  In his Liber de Natura Locorum, a treatise on geography, Albertus demonstrated that climate, and therefore flora and fauna, are determined by both latitude and local conditions. The earth is divided into climatic zones from tropical to frigid, but extensive forests, rivers and mountain ranges can radically alter temperatures and rainfall within those general zones. Albertus speculated, on the basis of second-hand knowledge of India, that the Southern hemisphere of the earth contained the same belts in reverse order. Albertus argued for a reasonably accurate diameter for a spherical earth, and denied as absurd the common opinion that the southern half of the globe was uninhabitable because people who happened to live there would fall off.

  Natural phenomena are worth studying because they suffuse the mind with the wondrous activity of the Divine. Unthinking acceptance of tradition coupled with a worldly attitude blind and maim the soul, destroying the spiritual life of the individual, and so wasting the precious time between birth and death. He wrote in De Adhaerendo Deo (On Cleaving to God) that:

The real reason why we are in many ways shut out from the experience and enjoyment of the inner life and can in no wise achieve a glimpse of it is because the distracted, care-worn human mind does not enter into itself by remembering God. Man's misunderstanding is so cluttered up with earthly images that he cannot find the way back into his own inner heart, nor counter his desires and enter into himself by longing for the inner light of spiritual joy.
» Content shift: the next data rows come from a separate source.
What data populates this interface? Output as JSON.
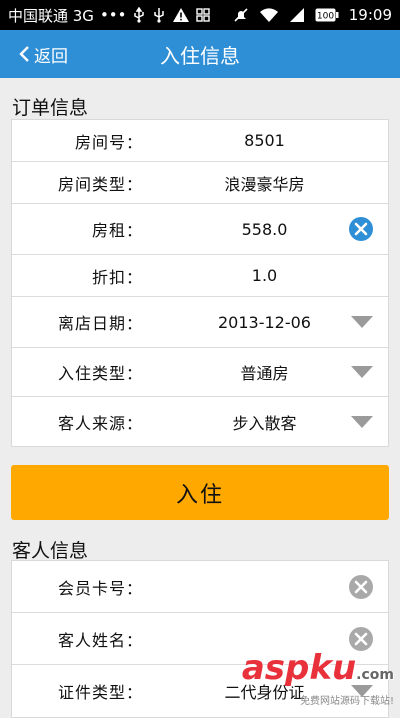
{
  "statusbar": {
    "carrier": "中国联通 3G",
    "dots": "•••",
    "battery": "100",
    "time": "19:09"
  },
  "navbar": {
    "back_label": "返回",
    "title": "入住信息"
  },
  "order_section": {
    "title": "订单信息",
    "rows": [
      {
        "label": "房间号：",
        "value": "8501",
        "trail": "none"
      },
      {
        "label": "房间类型：",
        "value": "浪漫豪华房",
        "trail": "none"
      },
      {
        "label": "房租：",
        "value": "558.0",
        "trail": "clear-blue"
      },
      {
        "label": "折扣：",
        "value": "1.0",
        "trail": "none"
      },
      {
        "label": "离店日期：",
        "value": "2013-12-06",
        "trail": "dropdown"
      },
      {
        "label": "入住类型：",
        "value": "普通房",
        "trail": "dropdown"
      },
      {
        "label": "客人来源：",
        "value": "步入散客",
        "trail": "dropdown"
      }
    ]
  },
  "checkin_button": {
    "label": "入住"
  },
  "guest_section": {
    "title": "客人信息",
    "rows": [
      {
        "label": "会员卡号：",
        "value": "",
        "trail": "clear-gray"
      },
      {
        "label": "客人姓名：",
        "value": "",
        "trail": "clear-gray"
      },
      {
        "label": "证件类型：",
        "value": "二代身份证",
        "trail": "dropdown"
      }
    ]
  },
  "watermark": {
    "logo": "asp",
    "logo_ku": "ku",
    "logo_com": ".com",
    "sub": "免费网站源码下载站!"
  },
  "colors": {
    "navbar": "#2f8fd6",
    "button": "#ffa800",
    "clear_blue": "#2f8fd6",
    "clear_gray": "#a9a9a9",
    "dropdown": "#9a9a9a"
  }
}
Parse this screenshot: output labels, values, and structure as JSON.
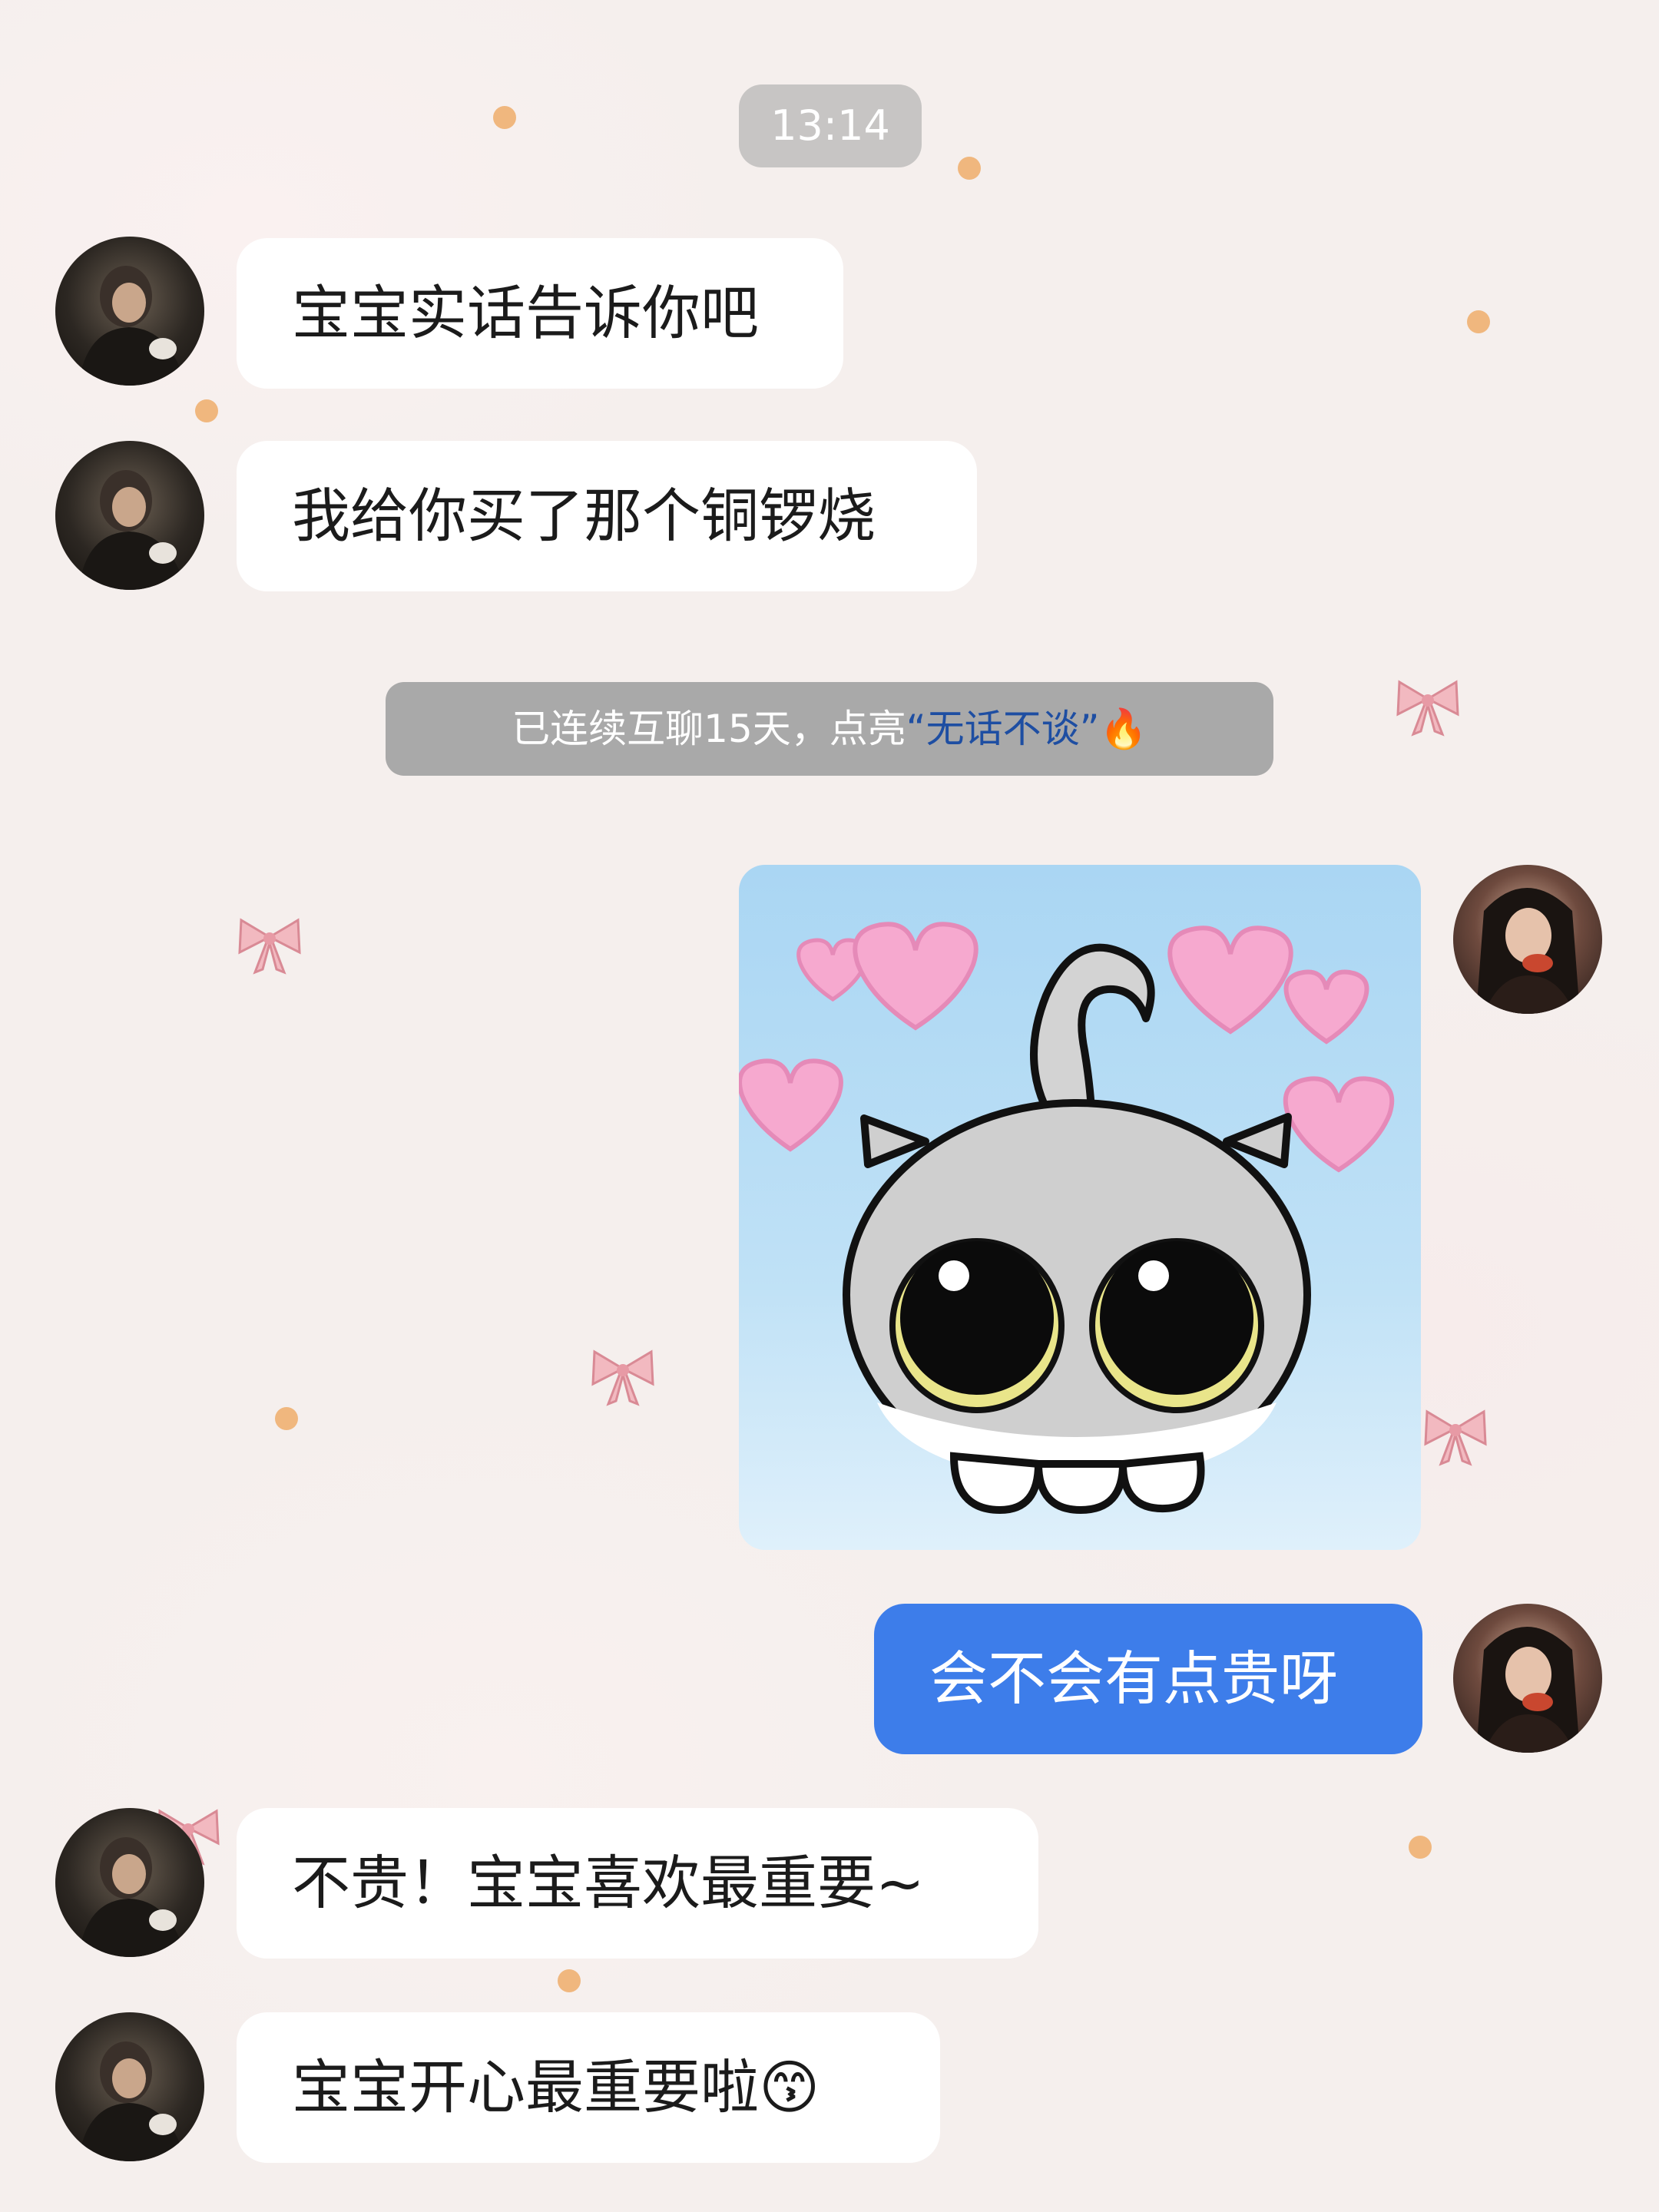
{
  "chat": {
    "timestamp": "13:14",
    "system_notice": {
      "prefix": "已连续互聊15天，点亮",
      "highlight": "“无话不谈”",
      "suffix_emoji": "🔥"
    },
    "messages": [
      {
        "side": "left",
        "text": "宝宝实话告诉你吧"
      },
      {
        "side": "left",
        "text": "我给你买了那个铜锣烧"
      },
      {
        "side": "right",
        "type": "sticker",
        "sticker_icon": "grey-cat-with-hearts-sticker"
      },
      {
        "side": "right",
        "text": "会不会有点贵呀"
      },
      {
        "side": "left",
        "text": "不贵！宝宝喜欢最重要~"
      },
      {
        "side": "left",
        "text": "宝宝开心最重要啦",
        "emoji": "😙"
      }
    ]
  },
  "colors": {
    "sent_bubble": "#3d7dea",
    "received_bubble": "#ffffff",
    "time_pill": "#c7c5c4",
    "system_pill": "#a9a9a9",
    "highlight_text": "#1e4ea2"
  }
}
  Albertus Magnus lived in an age of glaring limitations on thought and expression, and yet he showed how the mind supported by an awakened sense of the Divine in the heart can reach beyond the encumbrances of an era and aspire to elevated heights of awareness.

Let us withdraw our heart from the distractions of this world, and summon it back to the joys of the inner life so that we may be worthy in some small measure to fix our abode in the light of divine contemplation. For this is the life and the peace of our soul.